Crucial to containing infections will be decisions and actions of individuals, families, organisations of all kinds and the government. Unfortunately, many of the measures needed to slow infection will also slow the economy. Changes to behaviour will slow economic activity too. The effects will be felt via multiple channels.
One is confidence. Already, the effects of people taking fright are to be seen in financial markets. Prices of most company shares around the world have plummeted since the virus started to spread outside China.
Such falls tend to get a lot attention, at least on the business pages of newspapers, but their effect on the real economy can be limited to non-existent.
'Black Monday' in 1987 saw one of the biggest stock market falls in history, but it had no effect on indicators that are meaningful to most people's lives, such as the unemployment rate.
This is not to say recent financial market turbulence should be brushed off, but much of these falls are likely to go into reverse once infections peak, as they appear to have done in China, the epicentre of the outbreak.
Other industries won't bounce back without cost. The virus is already affecting a lot of people and businesses in the tourism and travel sector - one of the world's biggest industries. It is very likely to suffer significantly in the short term even if containment succeeds.
The impact for airlines and travel companies will unavoidable. The impact on tour operators, hotels, restaurants and pubs will be partially offset by Irish people holidaying at home rather than abroad, but it is still likely to be significant.
If the impact magnifies, there will a strong case for government to consider time-limited measures to support the sector, such as deferral of tax payments to help cash flow constraints. Otherwise healthy businesses should not go to the wall because of a short-term demand shock.
There are also supply-side problems arising from the outbreak. The world economy is integrated across borders like never before. It is a complex system that nobody fully understands. It has never been hit by a coronavirus-type event before.
Ireland is an unusually globalised economy. Very few countries in the world depend as much for their prosperity on foreign trade and investment.
To take just one example, Ireland's exports of goods to China last year stood at almost €9bn. Although Europe-wide figures are not yet available for 2019, data from previous years suggest Ireland has become the biggest exporter to China on a per person basis in the EU.
By value, more than half of the merchandise shipped from Ireland to China last year was accounted for by "electrical equipment and appliances".
There has already been a hit to phone manufacturing sector in China because of the large scale shutdown of activity in that country.
This effect, and many others, means a slowdown in economic activity in Ireland and around the world will take place. This will have implication for domestic politics in general and government formation more particularly.
All of the political parties campaigned on the basis there would be plenty of the fiscal space in the years to come thanks to continued strong economic growth. While there were clouds on the horizon on the day of the election almost four weeks ago, the short-term economic outlook then was very rosy.
The spread of the coronavirus over the past two weeks has changed things. Tax revenues, which reassuringly grew very rapidly in January and February, could go into reverse in the months ahead if the economy slows.

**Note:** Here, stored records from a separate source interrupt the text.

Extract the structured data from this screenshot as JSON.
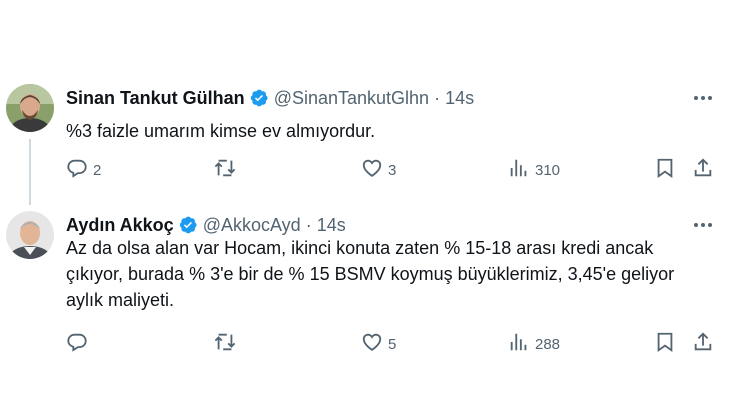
{
  "tweets": [
    {
      "name": "Sinan Tankut Gülhan",
      "handle": "@SinanTankutGlhn",
      "dot": "·",
      "time": "14s",
      "text": "%3 faizle umarım kimse ev almıyordur.",
      "replies": "2",
      "retweets": "",
      "likes": "3",
      "views": "310"
    },
    {
      "name": "Aydın Akkoç",
      "handle": "@AkkocAyd",
      "dot": "·",
      "time": "14s",
      "text": "Az da olsa alan var Hocam, ikinci konuta zaten % 15-18 arası kredi ancak çıkıyor, burada % 3'e bir de % 15 BSMV koymuş büyüklerimiz, 3,45'e geliyor aylık maliyeti.",
      "replies": "",
      "retweets": "",
      "likes": "5",
      "views": "288"
    }
  ],
  "colors": {
    "text": "#0f1419",
    "secondary": "#536471",
    "verified": "#1d9bf0",
    "thread_line": "#cfd9de"
  },
  "icons": [
    "verified-badge-icon",
    "more-icon",
    "reply-icon",
    "retweet-icon",
    "like-icon",
    "views-icon",
    "bookmark-icon",
    "share-icon"
  ]
}
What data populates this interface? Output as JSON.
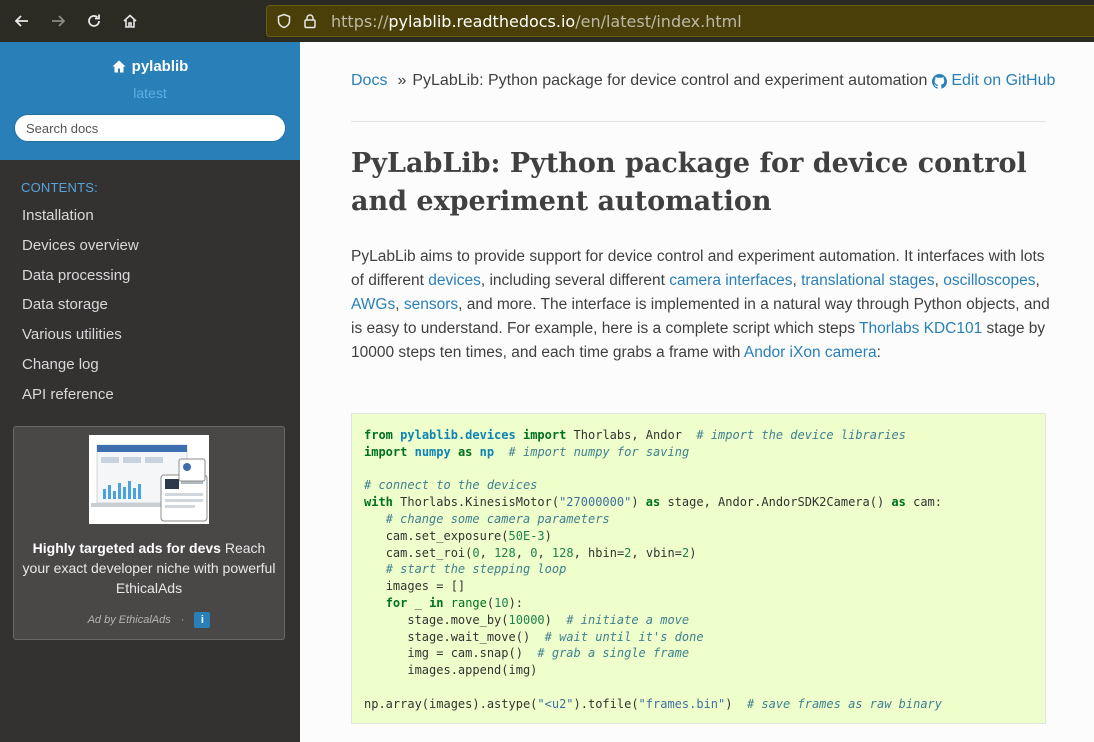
{
  "browser": {
    "url_scheme": "https://",
    "url_host": "pylablib.readthedocs.io",
    "url_path": "/en/latest/index.html"
  },
  "sidebar": {
    "project": "pylablib",
    "version": "latest",
    "search_placeholder": "Search docs",
    "caption": "CONTENTS:",
    "items": [
      "Installation",
      "Devices overview",
      "Data processing",
      "Data storage",
      "Various utilities",
      "Change log",
      "API reference"
    ],
    "ad": {
      "headline": "Highly targeted ads for devs",
      "body": " Reach your exact developer niche with powerful EthicalAds",
      "by": "Ad by EthicalAds",
      "info": "i"
    }
  },
  "breadcrumbs": {
    "docs": "Docs",
    "sep": "»",
    "current": "PyLabLib: Python package for device control and experiment automation",
    "edit": "Edit on GitHub"
  },
  "page": {
    "title": "PyLabLib: Python package for device control and experiment automation",
    "intro": {
      "t1": "PyLabLib aims to provide support for device control and experiment automation. It interfaces with lots of different ",
      "l1": "devices",
      "t2": ", including several different ",
      "l2": "camera interfaces",
      "t3": ", ",
      "l3": "translational stages",
      "t4": ", ",
      "l4": "oscilloscopes",
      "t5": ", ",
      "l5": "AWGs",
      "t6": ", ",
      "l6": "sensors",
      "t7": ", and more. The interface is implemented in a natural way through Python objects, and is easy to understand. For example, here is a complete script which steps ",
      "l7": "Thorlabs KDC101",
      "t8": " stage by 10000 steps ten times, and each time grabs a frame with ",
      "l8": "Andor iXon camera",
      "t9": ":"
    }
  },
  "code": {
    "l1": {
      "kw1": "from",
      "mod": "pylablib.devices",
      "kw2": "import",
      "rest": " Thorlabs, Andor  ",
      "cmt": "# import the device libraries"
    },
    "l2": {
      "kw1": "import",
      "mod": "numpy",
      "kw2": "as",
      "alias": "np",
      "cmt": "# import numpy for saving"
    },
    "l4": {
      "cmt": "# connect to the devices"
    },
    "l5": {
      "kw1": "with",
      "t1": " Thorlabs.KinesisMotor(",
      "str": "\"27000000\"",
      "t2": ") ",
      "kw2": "as",
      "t3": " stage, Andor.AndorSDK2Camera() ",
      "kw3": "as",
      "t4": " cam:"
    },
    "l6": {
      "cmt": "# change some camera parameters"
    },
    "l7": {
      "t1": "cam.set_exposure(",
      "num": "50E-3",
      "t2": ")"
    },
    "l8": {
      "t1": "cam.set_roi(",
      "n1": "0",
      "t2": ", ",
      "n2": "128",
      "t3": ", ",
      "n3": "0",
      "t4": ", ",
      "n4": "128",
      "t5": ", hbin=",
      "n5": "2",
      "t6": ", vbin=",
      "n6": "2",
      "t7": ")"
    },
    "l9": {
      "cmt": "# start the stepping loop"
    },
    "l10": {
      "t1": "images = []"
    },
    "l11": {
      "kw1": "for",
      "t1": " _ ",
      "kw2": "in",
      "t2": " ",
      "bi": "range",
      "t3": "(",
      "num": "10",
      "t4": "):"
    },
    "l12": {
      "t1": "stage.move_by(",
      "num": "10000",
      "t2": ")  ",
      "cmt": "# initiate a move"
    },
    "l13": {
      "t1": "stage.wait_move()  ",
      "cmt": "# wait until it's done"
    },
    "l14": {
      "t1": "img = cam.snap()  ",
      "cmt": "# grab a single frame"
    },
    "l15": {
      "t1": "images.append(img)"
    },
    "l17": {
      "t1": "np.array(images).astype(",
      "s1": "\"<u2\"",
      "t2": ").tofile(",
      "s2": "\"frames.bin\"",
      "t3": ")  ",
      "cmt": "# save frames as raw binary"
    }
  }
}
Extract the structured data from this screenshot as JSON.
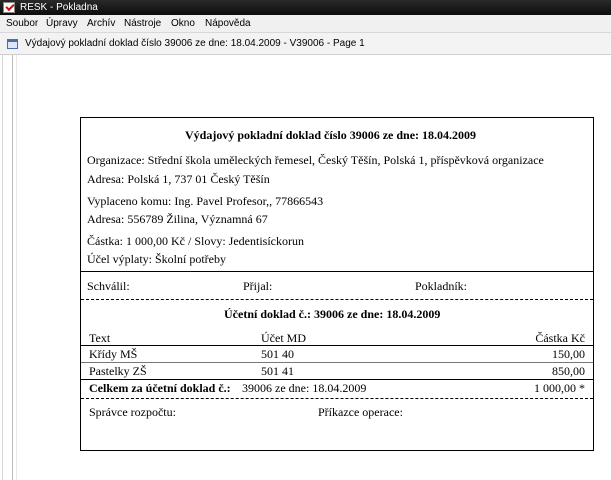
{
  "window": {
    "title": "RESK  - Pokladna"
  },
  "menu": {
    "items": [
      "Soubor",
      "Úpravy",
      "Archív",
      "Nástroje",
      "Okno",
      "Nápověda"
    ]
  },
  "document": {
    "title": "Výdajový pokladní doklad číslo 39006 ze dne: 18.04.2009 - V39006 - Page 1"
  },
  "voucher": {
    "heading": "Výdajový pokladní doklad číslo 39006 ze dne: 18.04.2009",
    "organization": "Organizace: Střední škola uměleckých řemesel, Český Těšín, Polská 1, příspěvková organizace",
    "address": "Adresa: Polská 1, 737 01 Český Těšín",
    "paid_to": "Vyplaceno komu: Ing. Pavel Profesor,, 77866543",
    "paid_to_address": "Adresa: 556789 Žilina, Významná 67",
    "amount": "Částka: 1 000,00 Kč / Slovy: Jedentisíckorun",
    "purpose": "Účel výplaty: Školní potřeby",
    "signatures": {
      "approved": "Schválil:",
      "received": "Přijal:",
      "cashier": "Pokladník:"
    },
    "accounting": {
      "heading": "Účetní doklad č.: 39006 ze dne: 18.04.2009",
      "columns": {
        "text": "Text",
        "account": "Účet MD",
        "amount": "Částka Kč"
      },
      "rows": [
        {
          "text": "Křídy MŠ",
          "account": "501 40",
          "amount": "150,00"
        },
        {
          "text": "Pastelky ZŠ",
          "account": "501 41",
          "amount": "850,00"
        }
      ],
      "total": {
        "label": "Celkem za účetní doklad č.:",
        "ref": "39006 ze dne: 18.04.2009",
        "amount": "1 000,00 *"
      }
    },
    "footer": {
      "budget_admin": "Správce rozpočtu:",
      "operation_order": "Příkazce operace:"
    }
  }
}
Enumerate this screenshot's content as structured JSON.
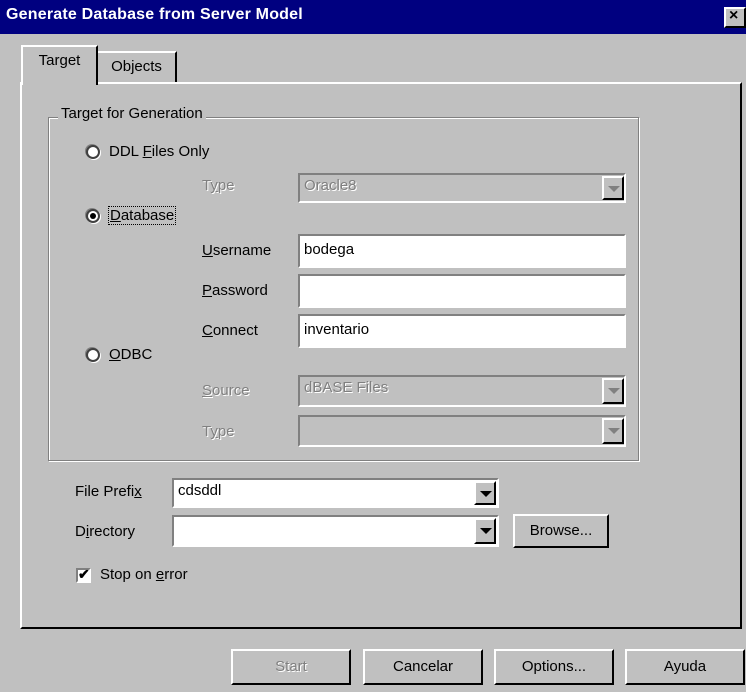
{
  "window": {
    "title": "Generate Database from Server Model",
    "close_glyph": "×"
  },
  "tabs": [
    {
      "label": "Target"
    },
    {
      "label": "Objects"
    }
  ],
  "group": {
    "label": "Target for Generation"
  },
  "ddl_option": {
    "pre": "DDL ",
    "key": "F",
    "post": "iles Only",
    "selected": false
  },
  "ddl_type": {
    "label_pre": "T",
    "label_key": "y",
    "label_post": "pe",
    "value": "Oracle8"
  },
  "database_option": {
    "key": "D",
    "post": "atabase",
    "selected": true
  },
  "username": {
    "key": "U",
    "post": "sername",
    "value": "bodega"
  },
  "password": {
    "key": "P",
    "post": "assword",
    "value": ""
  },
  "connect": {
    "key": "C",
    "post": "onnect",
    "value": "inventario"
  },
  "odbc_option": {
    "key": "O",
    "post": "DBC",
    "selected": false
  },
  "odbc_source": {
    "key": "S",
    "post": "ource",
    "value": "dBASE Files"
  },
  "odbc_type": {
    "label_pre": "T",
    "label_key": "y",
    "label_post": "pe",
    "value": ""
  },
  "file_prefix": {
    "pre": "File Prefi",
    "key": "x",
    "value": "cdsddl"
  },
  "directory": {
    "pre": "D",
    "key": "i",
    "post": "rectory",
    "value": ""
  },
  "browse_label": "Browse...",
  "stop_on_error": {
    "pre": "Stop on ",
    "key": "e",
    "post": "rror",
    "checked": true,
    "check_glyph": "✔"
  },
  "buttons": {
    "start": "Start",
    "cancel": "Cancelar",
    "options": "Options...",
    "help": "Ayuda"
  }
}
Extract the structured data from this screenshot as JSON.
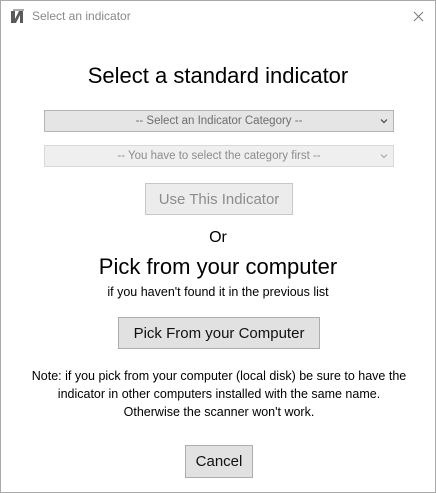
{
  "window": {
    "title": "Select an indicator"
  },
  "standard": {
    "heading": "Select a standard indicator",
    "category_select": {
      "selected": "-- Select an Indicator Category --"
    },
    "indicator_select": {
      "selected": "-- You have to select the category first --"
    },
    "use_button_label": "Use This Indicator"
  },
  "or_text": "Or",
  "computer": {
    "heading": "Pick from your computer",
    "subtext": "if you haven't found it in the previous list",
    "pick_button_label": "Pick From your Computer"
  },
  "note": {
    "line1": "Note: if you pick from your computer (local disk) be sure to have the",
    "line2": "indicator in other computers installed with the same name.",
    "line3": "Otherwise the scanner won't work."
  },
  "footer": {
    "cancel_label": "Cancel"
  },
  "icons": {
    "app": "app-logo-icon",
    "close": "close-icon",
    "dropdown": "chevron-down-icon"
  }
}
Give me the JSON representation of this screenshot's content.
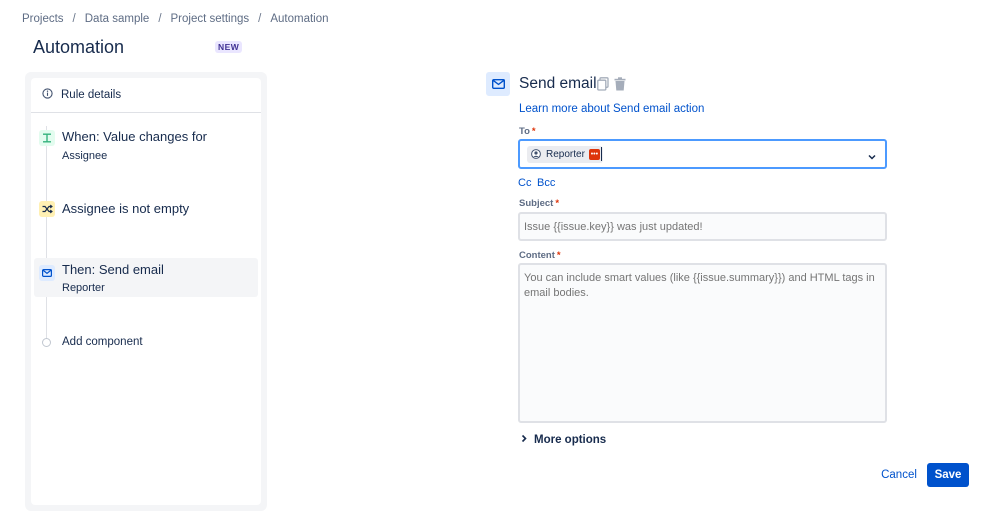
{
  "breadcrumb": {
    "items": [
      "Projects",
      "Data sample",
      "Project settings",
      "Automation"
    ],
    "separator": "/"
  },
  "page": {
    "title": "Automation",
    "badge": "NEW"
  },
  "rule": {
    "details_label": "Rule details",
    "steps": [
      {
        "title": "When: Value changes for",
        "subtitle": "Assignee",
        "icon": "trigger-icon",
        "color": "#36b37e"
      },
      {
        "title": "Assignee is not empty",
        "subtitle": "",
        "icon": "shuffle-icon",
        "color": "#ffab00"
      },
      {
        "title": "Then: Send email",
        "subtitle": "Reporter",
        "icon": "mail-icon",
        "color": "#0052cc"
      }
    ],
    "add_component": "Add component"
  },
  "action": {
    "title": "Send email",
    "learn_more": "Learn more about Send email action",
    "to": {
      "label": "To",
      "chip_label": "Reporter"
    },
    "cc": "Cc",
    "bcc": "Bcc",
    "subject": {
      "label": "Subject",
      "placeholder": "Issue {{issue.key}} was just updated!"
    },
    "content": {
      "label": "Content",
      "placeholder": "You can include smart values (like {{issue.summary}}) and HTML tags in email bodies."
    },
    "more_options": "More options"
  },
  "buttons": {
    "cancel": "Cancel",
    "save": "Save"
  },
  "colors": {
    "primary": "#0052cc",
    "required": "#de350b",
    "focus": "#4c9aff"
  }
}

At the same time, the health-related costs for the State in dealing with the outbreak are likely to be considerable, while meaningful measures to help workers and keep otherwise healthy businesses afloat won't come cheap.
A caretaker government, aided and advised by experts across a range of fields in the public sector, can be just as effective in handling the fallout from the virus as a non-caretaker government.
Indeed, it may be better positioned to manage the outbreak than a brand new coalition that is finding its feet. Government formation should be a lower priority than handling this new disease and its consequences.